Love and faith endure: Tom and Karen McCall
Tom McCall, a semi-retired CPA, is accustomed to working with numbers, and he and his wife, Karen, have accumulated some large numbers between them.
They have been married for 47 years, spending almost 30 of those years as parishioners at Holy Cross Church in The Colony.
Karen said, “You find in church good role models of people who have been married 50 years. I want to do that; I want to be there.”
Both educated in Catholic schools, their common faith has helped the couple’s relationship last through the years.
Pope Francis, in his apostolic exhortation Amoris Laetitia (On Love in the Family), addresses marital love that endures, writing, “If I expect too much, the other person will let me know, for he or she can neither play God nor serve all my needs. Love coexists with imperfection. It ‘bears all things’ and can hold its peace before the limitations of the loved one” (Amoris Laetitia, 113).
The McCalls shared with the North Texas Catholic some thoughts on a lifetime of faith and marriage.
LASTING LOVE: Tom said that the keys to a lasting marriage are patience and communication. “If you have patience with each other and you communicate well, you can just about kick anything.”
Karen joked, “I disagree.
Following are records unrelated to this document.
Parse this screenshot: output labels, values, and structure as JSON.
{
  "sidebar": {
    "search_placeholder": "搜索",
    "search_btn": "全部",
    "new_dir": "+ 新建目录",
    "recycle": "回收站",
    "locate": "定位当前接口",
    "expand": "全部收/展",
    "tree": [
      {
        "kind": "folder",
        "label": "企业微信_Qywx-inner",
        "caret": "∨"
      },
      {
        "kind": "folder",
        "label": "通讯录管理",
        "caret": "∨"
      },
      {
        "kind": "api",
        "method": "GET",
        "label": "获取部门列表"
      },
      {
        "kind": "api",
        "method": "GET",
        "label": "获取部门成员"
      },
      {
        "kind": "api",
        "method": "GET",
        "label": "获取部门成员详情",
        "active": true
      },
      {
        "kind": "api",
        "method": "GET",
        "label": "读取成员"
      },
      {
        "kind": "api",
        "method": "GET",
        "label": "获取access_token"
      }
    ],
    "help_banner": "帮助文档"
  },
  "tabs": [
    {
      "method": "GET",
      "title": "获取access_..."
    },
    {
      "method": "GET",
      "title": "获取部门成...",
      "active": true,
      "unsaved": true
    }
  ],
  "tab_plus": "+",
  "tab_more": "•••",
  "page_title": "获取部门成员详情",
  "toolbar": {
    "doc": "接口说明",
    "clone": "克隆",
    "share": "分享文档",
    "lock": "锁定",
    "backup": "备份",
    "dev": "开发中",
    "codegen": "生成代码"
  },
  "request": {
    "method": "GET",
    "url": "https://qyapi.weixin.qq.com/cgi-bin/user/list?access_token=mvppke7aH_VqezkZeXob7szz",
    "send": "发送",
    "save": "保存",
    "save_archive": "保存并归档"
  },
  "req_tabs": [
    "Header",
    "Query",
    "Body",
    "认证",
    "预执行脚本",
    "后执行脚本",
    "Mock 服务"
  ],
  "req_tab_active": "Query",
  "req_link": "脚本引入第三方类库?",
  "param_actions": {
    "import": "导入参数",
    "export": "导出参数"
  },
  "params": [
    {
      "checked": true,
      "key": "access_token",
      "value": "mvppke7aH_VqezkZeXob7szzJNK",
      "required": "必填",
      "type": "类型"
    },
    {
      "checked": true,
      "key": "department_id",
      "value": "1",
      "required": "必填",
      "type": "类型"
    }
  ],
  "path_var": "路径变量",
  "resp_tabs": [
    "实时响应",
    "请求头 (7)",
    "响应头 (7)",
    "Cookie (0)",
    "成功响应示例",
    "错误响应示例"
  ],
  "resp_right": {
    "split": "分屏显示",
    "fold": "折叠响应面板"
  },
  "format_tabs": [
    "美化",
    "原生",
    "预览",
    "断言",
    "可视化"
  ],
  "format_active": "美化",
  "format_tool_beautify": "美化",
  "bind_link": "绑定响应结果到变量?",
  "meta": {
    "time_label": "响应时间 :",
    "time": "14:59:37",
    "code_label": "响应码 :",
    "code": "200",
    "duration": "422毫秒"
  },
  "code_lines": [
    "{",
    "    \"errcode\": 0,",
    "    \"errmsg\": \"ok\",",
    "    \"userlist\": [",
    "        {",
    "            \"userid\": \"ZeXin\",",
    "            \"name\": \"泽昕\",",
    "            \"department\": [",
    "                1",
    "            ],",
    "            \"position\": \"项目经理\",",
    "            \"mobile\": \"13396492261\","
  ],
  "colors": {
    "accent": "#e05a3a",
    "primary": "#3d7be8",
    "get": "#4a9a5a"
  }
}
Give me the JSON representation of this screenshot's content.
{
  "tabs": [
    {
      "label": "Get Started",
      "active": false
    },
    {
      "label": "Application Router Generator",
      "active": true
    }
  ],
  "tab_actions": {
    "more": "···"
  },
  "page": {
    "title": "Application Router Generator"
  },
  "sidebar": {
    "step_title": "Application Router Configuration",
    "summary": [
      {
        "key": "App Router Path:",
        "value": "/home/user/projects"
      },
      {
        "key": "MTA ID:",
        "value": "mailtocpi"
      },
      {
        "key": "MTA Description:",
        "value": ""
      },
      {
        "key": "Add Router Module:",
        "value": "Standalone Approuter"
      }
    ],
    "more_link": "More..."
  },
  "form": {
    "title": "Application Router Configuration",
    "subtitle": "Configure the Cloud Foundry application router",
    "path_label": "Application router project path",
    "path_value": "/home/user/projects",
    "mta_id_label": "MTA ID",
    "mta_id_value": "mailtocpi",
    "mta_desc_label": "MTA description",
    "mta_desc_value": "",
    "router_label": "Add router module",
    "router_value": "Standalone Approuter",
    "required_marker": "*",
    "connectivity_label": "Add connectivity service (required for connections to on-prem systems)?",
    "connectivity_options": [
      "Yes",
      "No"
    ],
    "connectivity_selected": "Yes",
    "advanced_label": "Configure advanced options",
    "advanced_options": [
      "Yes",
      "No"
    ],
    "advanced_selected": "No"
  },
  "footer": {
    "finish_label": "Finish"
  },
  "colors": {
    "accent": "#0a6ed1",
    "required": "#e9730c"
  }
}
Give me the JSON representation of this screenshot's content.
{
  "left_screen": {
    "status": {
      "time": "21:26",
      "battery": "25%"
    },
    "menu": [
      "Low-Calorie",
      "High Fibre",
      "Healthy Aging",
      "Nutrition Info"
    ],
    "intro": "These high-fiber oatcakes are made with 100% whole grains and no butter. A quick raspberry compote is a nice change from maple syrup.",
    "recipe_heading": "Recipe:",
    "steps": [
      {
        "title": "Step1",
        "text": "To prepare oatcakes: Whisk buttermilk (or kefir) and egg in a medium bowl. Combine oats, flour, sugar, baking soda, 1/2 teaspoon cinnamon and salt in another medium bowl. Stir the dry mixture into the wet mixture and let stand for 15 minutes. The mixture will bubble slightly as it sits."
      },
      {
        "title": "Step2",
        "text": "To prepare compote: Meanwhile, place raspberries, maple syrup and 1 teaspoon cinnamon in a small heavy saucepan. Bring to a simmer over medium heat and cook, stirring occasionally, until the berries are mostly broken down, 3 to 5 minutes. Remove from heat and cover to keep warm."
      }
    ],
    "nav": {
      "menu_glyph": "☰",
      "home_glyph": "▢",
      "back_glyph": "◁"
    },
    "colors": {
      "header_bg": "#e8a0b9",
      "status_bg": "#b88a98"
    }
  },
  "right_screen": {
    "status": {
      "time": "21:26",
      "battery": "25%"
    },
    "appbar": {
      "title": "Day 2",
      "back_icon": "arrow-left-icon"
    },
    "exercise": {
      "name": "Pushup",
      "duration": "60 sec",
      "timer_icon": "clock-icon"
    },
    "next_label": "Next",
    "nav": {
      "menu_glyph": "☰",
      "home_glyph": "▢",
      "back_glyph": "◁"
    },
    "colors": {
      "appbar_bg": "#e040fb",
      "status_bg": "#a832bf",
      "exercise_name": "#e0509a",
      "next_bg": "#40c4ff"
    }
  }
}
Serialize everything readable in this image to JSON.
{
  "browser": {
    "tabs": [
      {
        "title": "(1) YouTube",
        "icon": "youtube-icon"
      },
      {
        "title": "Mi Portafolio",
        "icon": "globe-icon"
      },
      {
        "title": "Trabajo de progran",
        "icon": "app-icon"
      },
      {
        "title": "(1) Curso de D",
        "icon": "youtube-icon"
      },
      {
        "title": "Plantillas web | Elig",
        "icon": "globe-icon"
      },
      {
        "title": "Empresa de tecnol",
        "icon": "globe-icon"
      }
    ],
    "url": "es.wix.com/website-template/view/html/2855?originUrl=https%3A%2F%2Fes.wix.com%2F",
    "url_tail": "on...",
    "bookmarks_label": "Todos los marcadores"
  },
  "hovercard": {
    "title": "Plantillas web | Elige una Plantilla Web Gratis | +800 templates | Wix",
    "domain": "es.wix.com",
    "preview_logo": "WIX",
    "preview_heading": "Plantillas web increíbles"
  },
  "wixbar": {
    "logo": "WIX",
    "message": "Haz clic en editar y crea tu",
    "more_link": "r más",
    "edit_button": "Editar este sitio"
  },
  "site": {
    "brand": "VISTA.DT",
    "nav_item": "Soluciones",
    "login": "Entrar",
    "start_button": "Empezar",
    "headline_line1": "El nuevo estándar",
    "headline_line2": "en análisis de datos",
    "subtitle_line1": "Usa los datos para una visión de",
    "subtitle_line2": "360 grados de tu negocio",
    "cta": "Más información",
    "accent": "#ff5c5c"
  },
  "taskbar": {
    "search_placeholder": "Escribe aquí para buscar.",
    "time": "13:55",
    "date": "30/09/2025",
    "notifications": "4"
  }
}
I think it was blind luck.”
While they enjoy attending professional hockey games together, many of their interests diverge. Tom explained, “We’re always on the same page, but in different books. And then sometimes it’s a different library.”
NURTURE AND GROW: Like a plant, their relationship has grown and changed with time. Karen said, “Every once in a while, you hit a brick wall and then you have to recount. You get to a certain age or you get to a certain illness and all of a sudden you are looking at each other saying, ‘That’s not gonna work anymore. We have to change.’”
She added, “You have to open up your eyes to what your partner needs, more than what you need. And to know how to say things, instead of arguing or snipping.”
OPEN COMMUNICATION: Tom said, “You have to have the strength to talk about the issues. To put the issues on the table and unvarnish them. Talk in an unvarnished way, and maybe it’s going to get a little dicey, but then once you’ve had the hard talk, you can smooth it out on the edges.”
PARISH PEOPLE: Serving the parish became more important after the birth of their two children. Karen said, “I realized I have to put my money where my mouth is, to show my kids that this is what I believe.”
Tom is known at the parish as the “Building Guy,” because he helps with maintenance and led the finance campaign for a $6.1 million expansion and renovation completed in 2019. A semi-retired CPA, he chairs the parish finance council, serves as a sacristan, and is a Knight of Columbus.
Karen sings in the choir, and in the past the couple has taught religious education and RCIA and served as sponsors for engaged couples.
She admitted that when they moved to Texas, “I was looking for a big parish where I would get lost. You can keep your head down and your mouth shut.”
Now, Tom laughed, “If there’s a need, we’re going to fill that need. That’s kind of been our gig.”
Karen explained, “You can’t be blessed and not give something back. You can’t have all those graces and not share them. It just doesn’t stop.”
GOSPEL TRUTH: Tom’s advice for new Catholics is to read the Gospel of Matthew, spending plenty of time with the Sermon on the Mount. Then read the Acts of the Apostles to see how the Apostles lived.
He said, “Take a look at how they reached up with the Holy Spirit and went out and did things that they had no idea they could do. We can all do that.”
He added, “I really feel wonderful to be part of the Church founded by Jesus Christ. Not by some preacher.”
GROWING IN FAITH: One year for Lent, a friend challenged Karen to listen only to Catholic radio. She reluctantly agreed. “Then I got hooked. For a lot of it, I knew those things in my heart, but I didn’t know how to explain it.”
Karen and Tom take advantage of an adult faith formation class at the parish along with Catholic resources in the media and online.
CATHOLIC CORE: Karen doesn’t hesitate when asked why she’s a Catholic. “The Eucharist. The community. The eternity of it. As it was in the beginning, is now, and ever shall be.”
She continued, “No matter what you see on the news, and no matter how horrible it is, I came to the realization that it’s a war won by Christ. So, I can have worry, but I don’t have to be depressed, and I don’t have to give up, because it’s already done.”